Summit Mine

High up in the spires of the Sierra Nevada there lies a hidden and seldom visited mine where a trail goes through the mountain.

To get there, you have to follow a steep trail across jagged granodiorite cliffs. A thousand feet below is the old mining camp of Lundy and the views of 13,057′ (3,979m) Mt. Dana across the canyon are quite spectacular.

(continued…)

“Palmetto Wash” Petroglyphs

Over the years, I have visited this small petroglyph site many times. It is not too far from the road, so it makes for a nice spot to take a break.

During a recent visit with my family, we were saddened to find some drill holes have been made into the volcanic rock adjacent to some of the ancient petroglyph panels. What a shame! I’m not sure if someone was attempting to steal the petroglyphs or if someone was taking core samples to study the volcanic rock. Either way, it was careless and a federal crime. I hope whoever caused the damage faces some punishment and restitution so repair work can be done.
(continued…)

Ramshorn and Skylark Mines

I took a trip to a couple of mines high up in the Central Rocky mountains of Idaho.  I love finding old mines with tramways and these two were great.

A large silver-lead strike was made at the Ramshorn mine (and the Skylark above it) in 1877 and the rush was on. By 1882, a smelter had been blown in, charcoal kilns built and 300 people lived in the town of Bay Horse that had sprung up down in the canyon below. The smelter was closed by 1897 but mining continued until 1925.
(continued…)

“Catalonia” Mine

Not too long ago, while out exploring around the Nevada backcountry, we drove over to this little abandoned mining camp. As we got closer to the mine, we discovered the old road was completely overgrown and lost in the willows so we got out of our trucks and hiked in. I was really interested to see if anything remained of the old mill that once served the mine.

(continued…)

Bald Mountain Wash Petroglyphs

Brownie Sam and Emmett Rosse, two Shoshone cowboys, stopped alongside this huge volcanic boulder in late October of 1932. It is a place where their ancestors had camped many times. The ancients had carved numerous symbols on this rock, they decided they would too. They stood on the backs of their horses and added their names to the record above the petroglyphs below.

(continued…)

Swasey’s Cabin

Swasey’s cabin was built in 1921 by the well-known Swasey brothers as a line cabin. They would stay out here to watch over their cattle. Out behind the cabin, in one of the canyons, they had an icebox setup where they would store meats and any other foodstuffs. I’m not entirely sure which canyon it was though.

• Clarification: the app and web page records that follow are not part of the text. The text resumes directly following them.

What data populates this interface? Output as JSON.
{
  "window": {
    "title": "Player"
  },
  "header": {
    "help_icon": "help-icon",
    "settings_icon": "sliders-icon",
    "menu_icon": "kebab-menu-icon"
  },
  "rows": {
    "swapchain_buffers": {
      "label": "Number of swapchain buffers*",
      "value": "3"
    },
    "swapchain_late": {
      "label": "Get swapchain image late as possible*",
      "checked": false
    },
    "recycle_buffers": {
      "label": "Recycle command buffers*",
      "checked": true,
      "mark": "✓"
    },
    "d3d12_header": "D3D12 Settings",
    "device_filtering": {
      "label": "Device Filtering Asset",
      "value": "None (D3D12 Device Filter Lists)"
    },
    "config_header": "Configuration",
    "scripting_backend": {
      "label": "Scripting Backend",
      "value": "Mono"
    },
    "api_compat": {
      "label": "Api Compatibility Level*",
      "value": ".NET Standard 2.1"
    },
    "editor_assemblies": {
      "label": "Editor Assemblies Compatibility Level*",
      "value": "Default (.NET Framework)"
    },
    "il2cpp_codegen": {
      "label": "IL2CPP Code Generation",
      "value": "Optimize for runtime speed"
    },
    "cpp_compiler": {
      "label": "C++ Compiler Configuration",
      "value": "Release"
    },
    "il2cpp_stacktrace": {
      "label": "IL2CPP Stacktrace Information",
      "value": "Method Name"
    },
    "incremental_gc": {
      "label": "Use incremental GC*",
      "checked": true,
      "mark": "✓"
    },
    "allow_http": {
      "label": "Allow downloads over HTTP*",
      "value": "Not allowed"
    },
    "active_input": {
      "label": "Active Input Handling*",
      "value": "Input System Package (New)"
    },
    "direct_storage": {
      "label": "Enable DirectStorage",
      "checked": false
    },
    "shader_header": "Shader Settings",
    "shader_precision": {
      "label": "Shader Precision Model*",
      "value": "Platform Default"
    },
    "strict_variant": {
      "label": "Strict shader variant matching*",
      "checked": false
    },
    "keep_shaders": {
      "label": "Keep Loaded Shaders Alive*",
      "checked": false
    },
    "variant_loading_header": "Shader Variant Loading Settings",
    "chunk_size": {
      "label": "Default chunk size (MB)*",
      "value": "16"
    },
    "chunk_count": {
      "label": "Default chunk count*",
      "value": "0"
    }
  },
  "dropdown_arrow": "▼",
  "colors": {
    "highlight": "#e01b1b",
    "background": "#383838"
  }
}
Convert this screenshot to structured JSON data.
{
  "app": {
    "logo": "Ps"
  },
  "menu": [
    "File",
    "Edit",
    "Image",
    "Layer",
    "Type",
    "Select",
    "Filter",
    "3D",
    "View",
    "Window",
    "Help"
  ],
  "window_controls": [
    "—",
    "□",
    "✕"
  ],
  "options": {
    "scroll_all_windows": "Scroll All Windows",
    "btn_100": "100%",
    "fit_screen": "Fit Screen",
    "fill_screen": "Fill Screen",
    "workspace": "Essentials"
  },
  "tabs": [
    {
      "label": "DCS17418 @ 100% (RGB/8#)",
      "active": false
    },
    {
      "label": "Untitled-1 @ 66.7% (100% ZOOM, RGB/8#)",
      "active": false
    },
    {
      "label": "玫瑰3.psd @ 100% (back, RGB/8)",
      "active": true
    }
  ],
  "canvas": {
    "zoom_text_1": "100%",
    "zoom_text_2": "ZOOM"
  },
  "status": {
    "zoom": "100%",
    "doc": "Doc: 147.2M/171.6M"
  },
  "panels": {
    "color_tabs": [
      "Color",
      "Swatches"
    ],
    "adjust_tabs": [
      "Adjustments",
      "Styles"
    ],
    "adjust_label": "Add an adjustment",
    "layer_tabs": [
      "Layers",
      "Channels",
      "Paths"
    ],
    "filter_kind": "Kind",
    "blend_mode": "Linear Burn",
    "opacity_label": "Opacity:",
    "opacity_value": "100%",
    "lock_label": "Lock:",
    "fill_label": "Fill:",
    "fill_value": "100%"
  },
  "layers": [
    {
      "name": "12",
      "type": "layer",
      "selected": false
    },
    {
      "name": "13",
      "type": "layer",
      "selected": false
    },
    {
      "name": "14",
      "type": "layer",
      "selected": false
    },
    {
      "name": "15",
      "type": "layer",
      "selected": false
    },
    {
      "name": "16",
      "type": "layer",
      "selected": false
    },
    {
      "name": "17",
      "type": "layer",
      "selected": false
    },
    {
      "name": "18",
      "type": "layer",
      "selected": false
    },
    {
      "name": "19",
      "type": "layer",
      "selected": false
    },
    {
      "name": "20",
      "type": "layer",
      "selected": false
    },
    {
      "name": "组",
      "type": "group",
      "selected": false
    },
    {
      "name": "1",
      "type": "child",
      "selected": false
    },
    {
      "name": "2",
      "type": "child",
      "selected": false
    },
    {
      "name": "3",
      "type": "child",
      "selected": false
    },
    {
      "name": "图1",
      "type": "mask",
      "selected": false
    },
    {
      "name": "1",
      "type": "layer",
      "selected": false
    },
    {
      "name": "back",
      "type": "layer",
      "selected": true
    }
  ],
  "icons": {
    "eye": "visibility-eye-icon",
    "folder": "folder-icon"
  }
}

(continued…)

Hidden Forest Cabin – Desert National Wildlife Refuge

Tucked away inside a canyon of the Desert National Wildlife Refuge is the Hidden Forest Cabin. Built around 1900 by folks unknown, the rustic, single room log cabin was once used by Nevada game wardens in 1936 when the Desert NWR was established. More recently, in 2008-2010, the cabin underwent restoration work by volunteers and the Desert NWR staff. It is open for overnight use on a first come-first served basis. The cabin consists of a wood-fired stove, bed, and table and chairs. A small kitchen area is stocked with a few can goods that people bring up for emergencies. Please keep the cabin clean and in better shape than you found it.

(continued…)

“Pleasant Valley” Pictographs

While hiking in the backcountry of Joshua Tree over the winter, the good folks over at Peregriff and I came across this small pictograph site. There isn’t much to the site, just a simple rock shelter with a handful of red pictographs on the ceiling but it is an intriguing find. As far as I know, it was unknown to the Park Service at the time of discovery. It is in a remote and difficult to reach spot.

(continued…)

Adamson Mine

At 12,990′, the Adamson is the highest mine in the Sierra Nevada. And as you might suspect, getting there is no easy feat. It is a strenuous 8.6 mile (one-way) and 3,670 foot climb up the rugged Wheeler Ridge to reach it. This is the top of the Sierras. Altitude sickness is a real concern here so be aware of headaches and fatigue. Turn around and head down if you feel sick.

(continued…)